The victim of bullying often is faced with agonizing consequences. In the case of our young people, those choices often lead to the unthinkable – self harm and eventual suicide. We learned just this past week of another young person who could no longer take the abuse of a bully. A 14-year old freshman attending school in North Carolina took his own life due to bullying.

In the workplace, statistics show a significant impact on employee health, absenteeism, and productivity. According to the Workplace Bullying Institute, 71 percent of workplace targets were treated by a physician for anxiety (80 percent), depression (49 percent) and PTSD (30 percent); 29 percent considered suicide and half that rate actually followed through.

If these numbers don’t alarm you, maybe they should. We are losing our young people daily to this problem, and the long-term effects on young adults’ mental health carry over into the workplace. Productivity suffers when our employees are not well or feeling anxious and ill- equipped to deal with a supervisor who is a bully.

In our schools, one in three students report being bullied during the school year. Cyberbullying accounts for 43 percent, but more than 33 percent report one-on-one bullying. Ironically, those who see bullying happening are reluctant to intervene; they don’t want to get involved.

This same principle is almost identical in the workplace, co-workers walk away for fear of being bullied themselves or being victims of retaliation. This has been proven to be the wrong thing to do. Once the bystander, fellow student or co-worker intervenes the bullying stops within 10 seconds 57 percent of the time according to the U.S. Department of Health and Human Services. Standing by, or walking away is not the answer – we must stop the bully and their bullying, and it will take every one of us to do so. In the case of the young man in North Carolina, his fellow students were aware of the bullying, they didn’t want to get involved.

His teachers and faculty members were “casually” aware there was a problem.

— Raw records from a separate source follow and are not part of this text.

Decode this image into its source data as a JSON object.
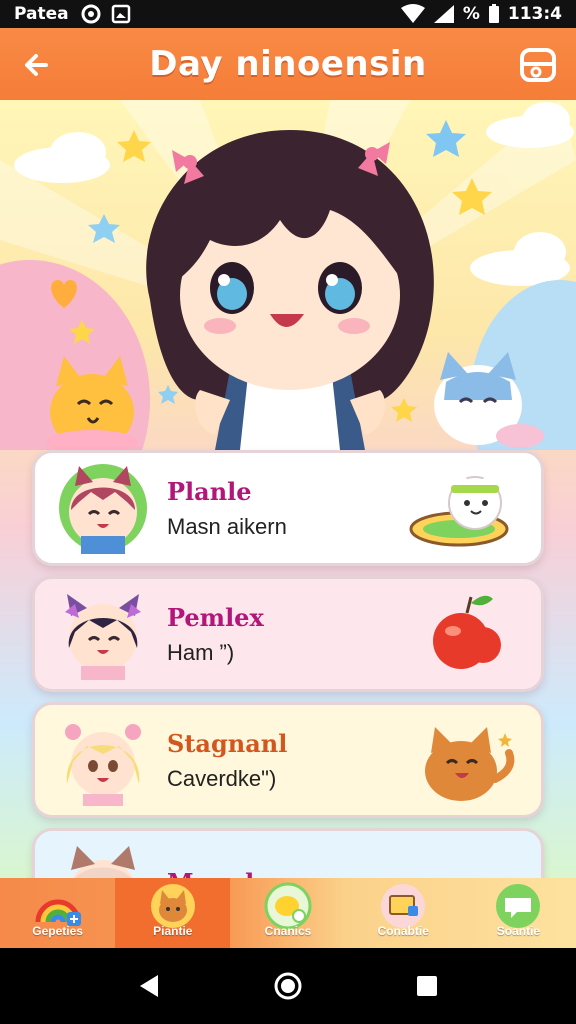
{
  "status_bar": {
    "carrier": "Patea",
    "battery_label": "%",
    "time": "113:4"
  },
  "app_bar": {
    "title": "Day ninoensin",
    "back_icon": "arrow-left-icon",
    "action_icon": "chat-box-icon"
  },
  "cards": [
    {
      "name": "Planle",
      "subtitle": "Masn aikern",
      "name_color": "#b3167a",
      "background": "#ffffff",
      "decoration": "cat-on-skateboard"
    },
    {
      "name": "Pemlex",
      "subtitle": "Ham ”)",
      "name_color": "#b3167a",
      "background": "#fde6ec",
      "decoration": "red-apple"
    },
    {
      "name": "Stagnanl",
      "subtitle": "Caverdke\")",
      "name_color": "#d2561d",
      "background": "#fff8dc",
      "decoration": "orange-cat"
    },
    {
      "name": "Mraada",
      "subtitle": "",
      "name_color": "#b3167a",
      "background": "#e6f5fd",
      "decoration": "cat"
    }
  ],
  "bottom_nav": [
    {
      "label": "Gepeties",
      "icon": "rainbow-icon",
      "active": false
    },
    {
      "label": "Piantie",
      "icon": "cat-face-icon",
      "active": true
    },
    {
      "label": "Cnanics",
      "icon": "lemon-icon",
      "active": false
    },
    {
      "label": "Conabtie",
      "icon": "gift-icon",
      "active": false
    },
    {
      "label": "Soantie",
      "icon": "chat-bubble-icon",
      "active": false
    }
  ],
  "system_nav": {
    "back": "back-triangle-icon",
    "home": "home-circle-icon",
    "recents": "recents-square-icon"
  }
}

When the news of the student’s death reached the school, one person described the alleged bullying as “a long running event.” This goes back to the saying that if you see something, say something and it goes for bullying as well.

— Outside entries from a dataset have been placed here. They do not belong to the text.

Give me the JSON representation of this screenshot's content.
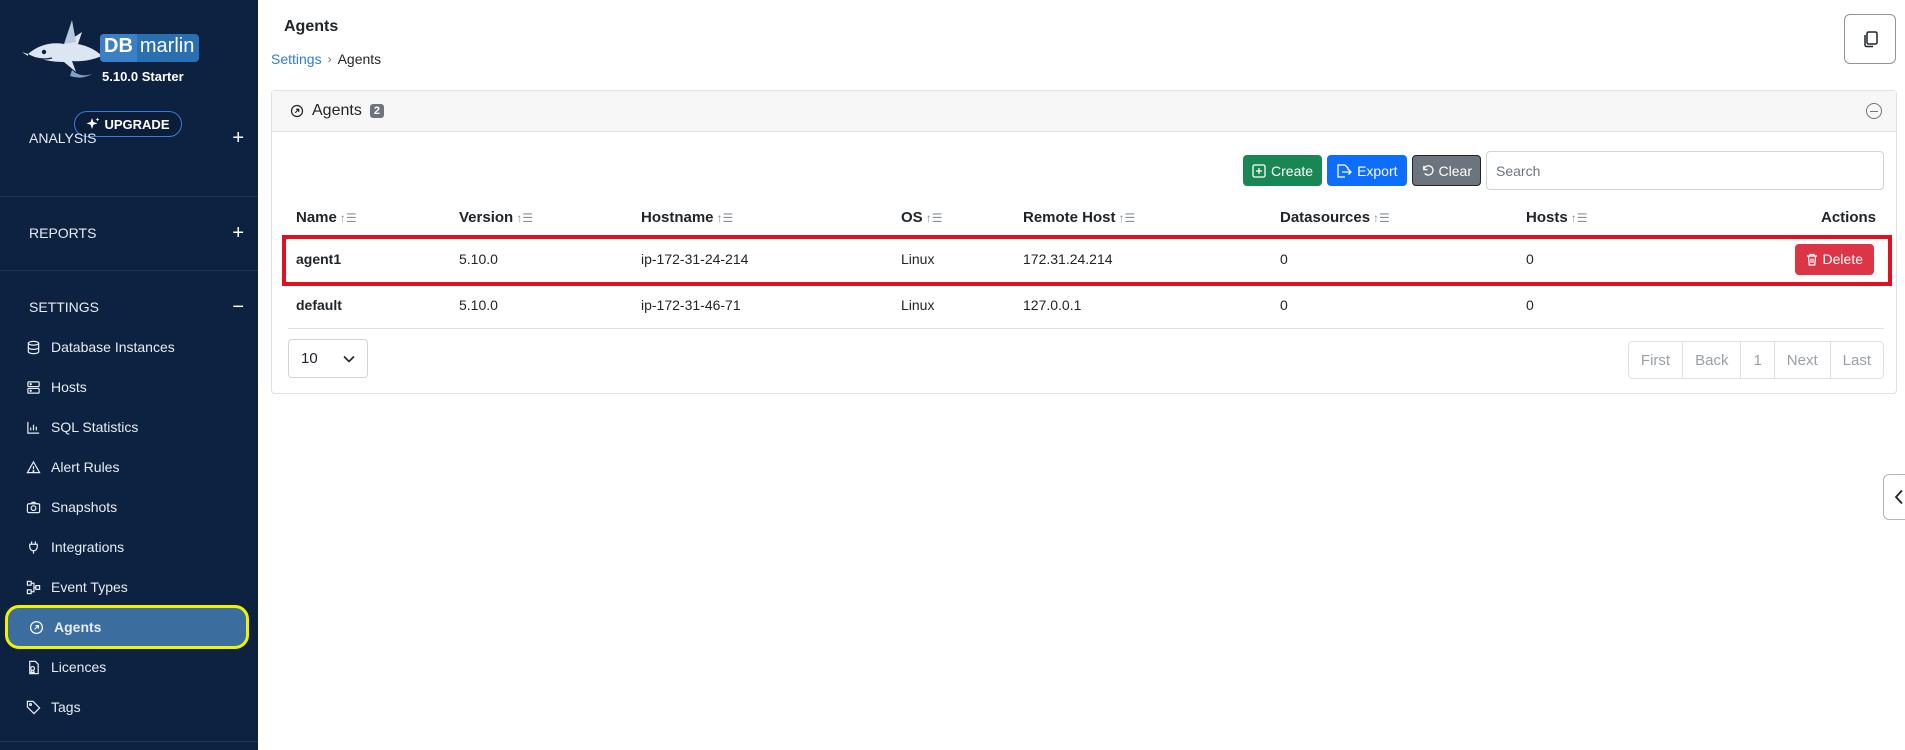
{
  "app": {
    "logo_db": "DB",
    "logo_marlin": "marlin",
    "version": "5.10.0 Starter",
    "upgrade_label": "UPGRADE"
  },
  "sidebar": {
    "sections": [
      {
        "label": "ANALYSIS",
        "toggle": "+"
      },
      {
        "label": "REPORTS",
        "toggle": "+"
      },
      {
        "label": "SETTINGS",
        "toggle": "−"
      }
    ],
    "items": [
      {
        "label": "Database Instances",
        "icon": "database-icon"
      },
      {
        "label": "Hosts",
        "icon": "server-icon"
      },
      {
        "label": "SQL Statistics",
        "icon": "chart-icon"
      },
      {
        "label": "Alert Rules",
        "icon": "warning-icon"
      },
      {
        "label": "Snapshots",
        "icon": "camera-icon"
      },
      {
        "label": "Integrations",
        "icon": "plug-icon"
      },
      {
        "label": "Event Types",
        "icon": "event-types-icon"
      },
      {
        "label": "Agents",
        "icon": "agent-icon",
        "active": true
      },
      {
        "label": "Licences",
        "icon": "licence-icon"
      },
      {
        "label": "Tags",
        "icon": "tag-icon"
      }
    ]
  },
  "header": {
    "title": "Agents",
    "breadcrumb": [
      "Settings",
      "Agents"
    ]
  },
  "card": {
    "title": "Agents",
    "count": "2",
    "toolbar": {
      "create_label": "Create",
      "export_label": "Export",
      "clear_label": "Clear",
      "search_placeholder": "Search"
    },
    "columns": [
      "Name",
      "Version",
      "Hostname",
      "OS",
      "Remote Host",
      "Datasources",
      "Hosts",
      "Actions"
    ],
    "rows": [
      {
        "name": "agent1",
        "version": "5.10.0",
        "hostname": "ip-172-31-24-214",
        "os": "Linux",
        "remote_host": "172.31.24.214",
        "datasources": "0",
        "hosts": "0",
        "action": "Delete"
      },
      {
        "name": "default",
        "version": "5.10.0",
        "hostname": "ip-172-31-46-71",
        "os": "Linux",
        "remote_host": "127.0.0.1",
        "datasources": "0",
        "hosts": "0"
      }
    ],
    "page_size": "10",
    "pager": [
      "First",
      "Back",
      "1",
      "Next",
      "Last"
    ]
  },
  "colors": {
    "sidebar_bg": "#0d2240",
    "active_item_bg": "#3b6e9e",
    "active_item_outline": "#f2f200",
    "row_highlight": "#e0101f",
    "create_btn": "#198754",
    "export_btn": "#0d6efd",
    "clear_btn": "#6c757d",
    "delete_btn": "#dc3545",
    "link": "#2f7bd8"
  }
}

The following are just some of the characteristics of a bully as reported by the World Health Organization as well as being included in the research conducted by the Workplace Bullying Institute:

Bullies generally have a need to control and dominate others through intimidation and threats; they are quick tempered and impulsive; find it difficult to see a situation from another person’s point of view; refuse to take responsibility or deny wrong doing; blame the target; are good at talking their way out of situations; get into the faces of others going toe-to-toe whenever possible; they are insensitive to the feelings or needs of others; they talk over others and lack empathy.

If you are a regular reader or my writings, you may be wondering why I have chosen to write about this topic; I am writing about bullying because it matters. The victims of bullying don’t deserve to remain in the shadows. The victims of bullying don’t always speak up. Whether it is in the workplace where a supervisor takes advantage of a subordinate because they can, or in our classrooms where the quieter student is pushed into the lockers, cyber-bullied or ridiculed because of their differences, if we see it we must stop it; turning our backs and walking away won’t stop the bully – it only empowers them, and you become a part of the problem – the problem of intimidation and bullying.

There is a song titled “If it is to be, It is up to me.” I can only hope that this commentary can become a catalyst that will stop the bullying in our schools and in our workplace.

Have a great day.

Vicki Westling is a Dunkirk resident. Send comments to editorial@observertoday.com